Items from an interface collection:
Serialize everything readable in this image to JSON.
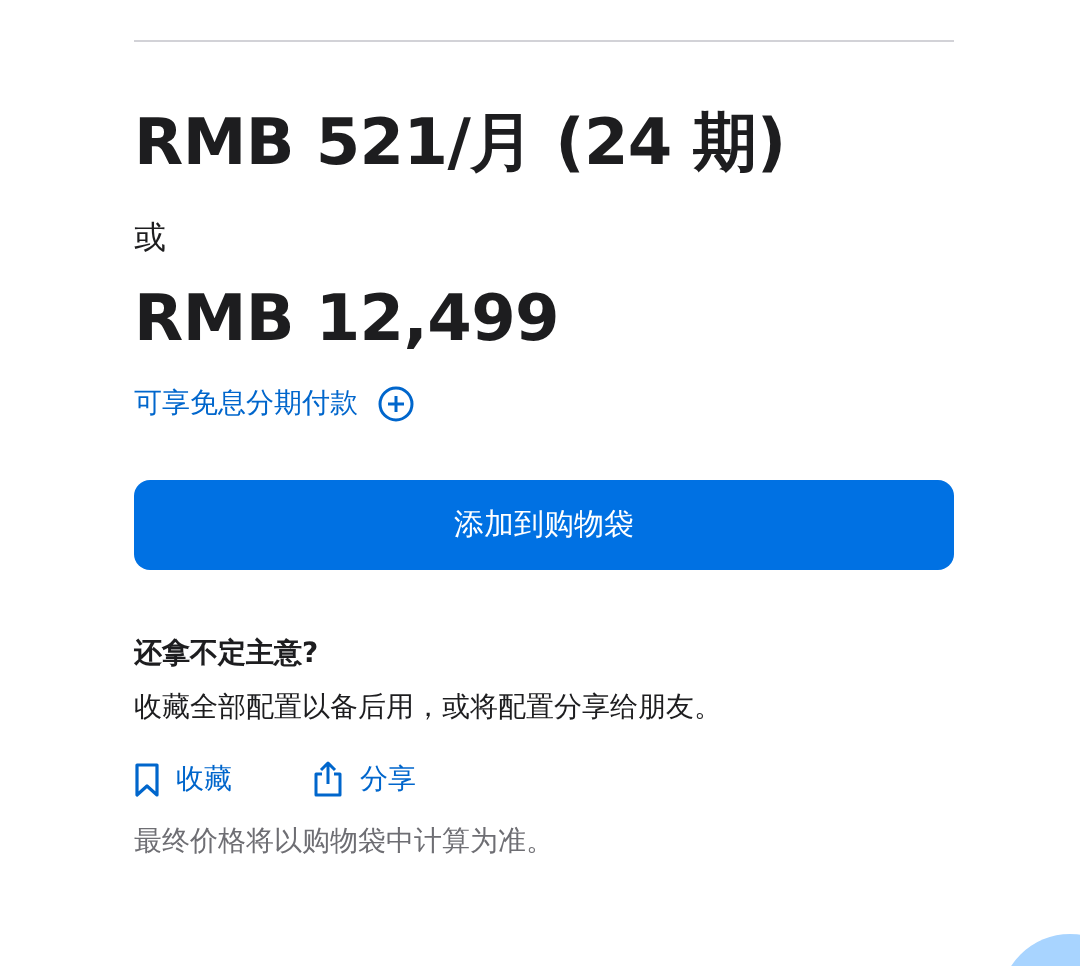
{
  "monthly_price": "RMB 521/月 (24 期)",
  "or_label": "或",
  "total_price": "RMB 12,499",
  "installment_link": "可享免息分期付款",
  "add_to_bag_button": "添加到购物袋",
  "undecided": {
    "title": "还拿不定主意?",
    "description": "收藏全部配置以备后用，或将配置分享给朋友。"
  },
  "actions": [
    {
      "kind": "save",
      "label": "收藏"
    },
    {
      "kind": "share",
      "label": "分享"
    }
  ],
  "note": "最终价格将以购物袋中计算为准。"
}
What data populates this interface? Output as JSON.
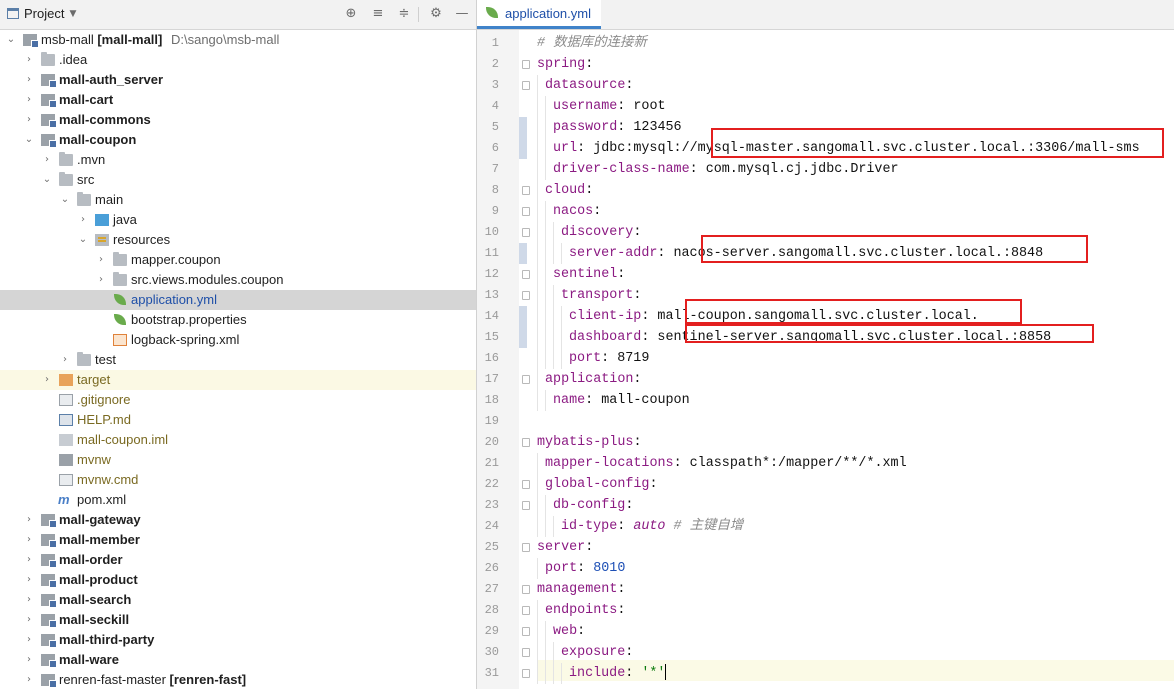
{
  "project_panel": {
    "title": "Project",
    "dropdown_icon": "chevron-down-icon",
    "toolbar_icons": [
      "locate-icon",
      "expand-all-icon",
      "collapse-all-icon",
      "gear-icon",
      "minimize-icon"
    ],
    "tree": [
      {
        "label": "msb-mall",
        "bold_suffix": " [mall-mall]",
        "path": "D:\\sango\\msb-mall",
        "bold": false,
        "expanded": true
      },
      {
        "label": ".idea"
      },
      {
        "label": "mall-auth_server"
      },
      {
        "label": "mall-cart"
      },
      {
        "label": "mall-commons"
      },
      {
        "label": "mall-coupon"
      },
      {
        "label": ".mvn"
      },
      {
        "label": "src"
      },
      {
        "label": "main"
      },
      {
        "label": "java"
      },
      {
        "label": "resources"
      },
      {
        "label": "mapper.coupon"
      },
      {
        "label": "src.views.modules.coupon"
      },
      {
        "label": "application.yml"
      },
      {
        "label": "bootstrap.properties"
      },
      {
        "label": "logback-spring.xml"
      },
      {
        "label": "test"
      },
      {
        "label": "target"
      },
      {
        "label": ".gitignore"
      },
      {
        "label": "HELP.md"
      },
      {
        "label": "mall-coupon.iml"
      },
      {
        "label": "mvnw"
      },
      {
        "label": "mvnw.cmd"
      },
      {
        "label": "pom.xml"
      },
      {
        "label": "mall-gateway"
      },
      {
        "label": "mall-member"
      },
      {
        "label": "mall-order"
      },
      {
        "label": "mall-product"
      },
      {
        "label": "mall-search"
      },
      {
        "label": "mall-seckill"
      },
      {
        "label": "mall-third-party"
      },
      {
        "label": "mall-ware"
      },
      {
        "label": "renren-fast-master",
        "bold_suffix": " [renren-fast]"
      }
    ]
  },
  "editor": {
    "tab_label": "application.yml",
    "line_numbers": [
      "1",
      "2",
      "3",
      "4",
      "5",
      "6",
      "7",
      "8",
      "9",
      "10",
      "11",
      "12",
      "13",
      "14",
      "15",
      "16",
      "17",
      "18",
      "19",
      "20",
      "21",
      "22",
      "23",
      "24",
      "25",
      "26",
      "27",
      "28",
      "29",
      "30",
      "31"
    ],
    "lines": {
      "l1_comment": "# 数据库的连接新",
      "l2_key": "spring",
      "l3_key": "datasource",
      "l4_key": "username",
      "l4_val": "root",
      "l5_key": "password",
      "l5_val": "123456",
      "l6_key": "url",
      "l6_val": "jdbc:mysql://mysql-master.sangomall.svc.cluster.local.:3306/mall-sms",
      "l7_key": "driver-class-name",
      "l7_val": "com.mysql.cj.jdbc.Driver",
      "l8_key": "cloud",
      "l9_key": "nacos",
      "l10_key": "discovery",
      "l11_key": "server-addr",
      "l11_val": "nacos-server.sangomall.svc.cluster.local.:8848",
      "l12_key": "sentinel",
      "l13_key": "transport",
      "l14_key": "client-ip",
      "l14_val": "mall-coupon.sangomall.svc.cluster.local.",
      "l15_key": "dashboard",
      "l15_val": "sentinel-server.sangomall.svc.cluster.local.:8858",
      "l16_key": "port",
      "l16_val": "8719",
      "l17_key": "application",
      "l18_key": "name",
      "l18_val": "mall-coupon",
      "l20_key": "mybatis-plus",
      "l21_key": "mapper-locations",
      "l21_val": "classpath*:/mapper/**/*.xml",
      "l22_key": "global-config",
      "l23_key": "db-config",
      "l24_key": "id-type",
      "l24_val": "auto",
      "l24_comment": "# 主键自增",
      "l25_key": "server",
      "l26_key": "port",
      "l26_val": "8010",
      "l27_key": "management",
      "l28_key": "endpoints",
      "l29_key": "web",
      "l30_key": "exposure",
      "l31_key": "include",
      "l31_val": "'*'"
    }
  },
  "colors": {
    "annotation_box": "#e31f1f",
    "selected_row": "#d5d5d5",
    "key_color": "#8b1a82",
    "number_color": "#1d4fb5"
  }
}
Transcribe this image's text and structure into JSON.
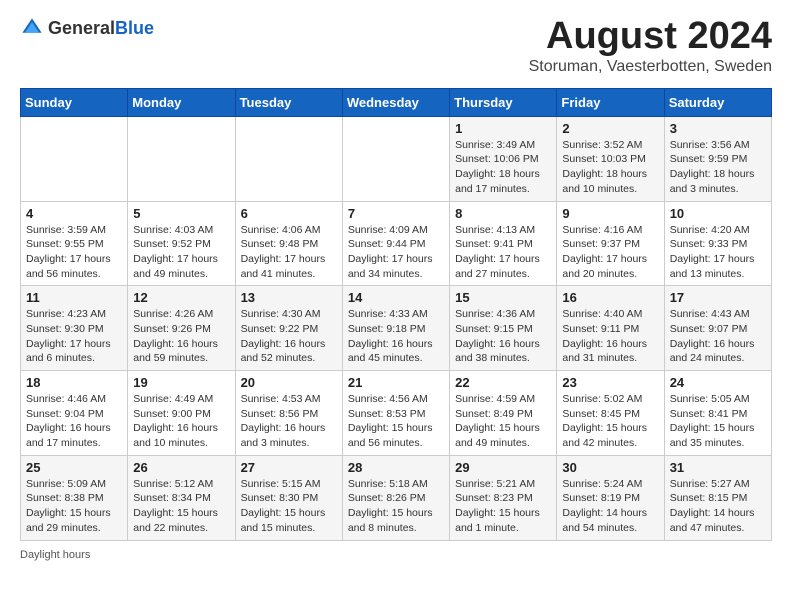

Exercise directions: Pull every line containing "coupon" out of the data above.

Solution:
        "label": "mall-coupon"
        "label": "mapper.coupon"
        "label": "src.views.modules.coupon"
        "label": "mall-coupon.iml"
      "l14_val": "mall-coupon.sangomall.svc.cluster.local.",
      "l18_val": "mall-coupon",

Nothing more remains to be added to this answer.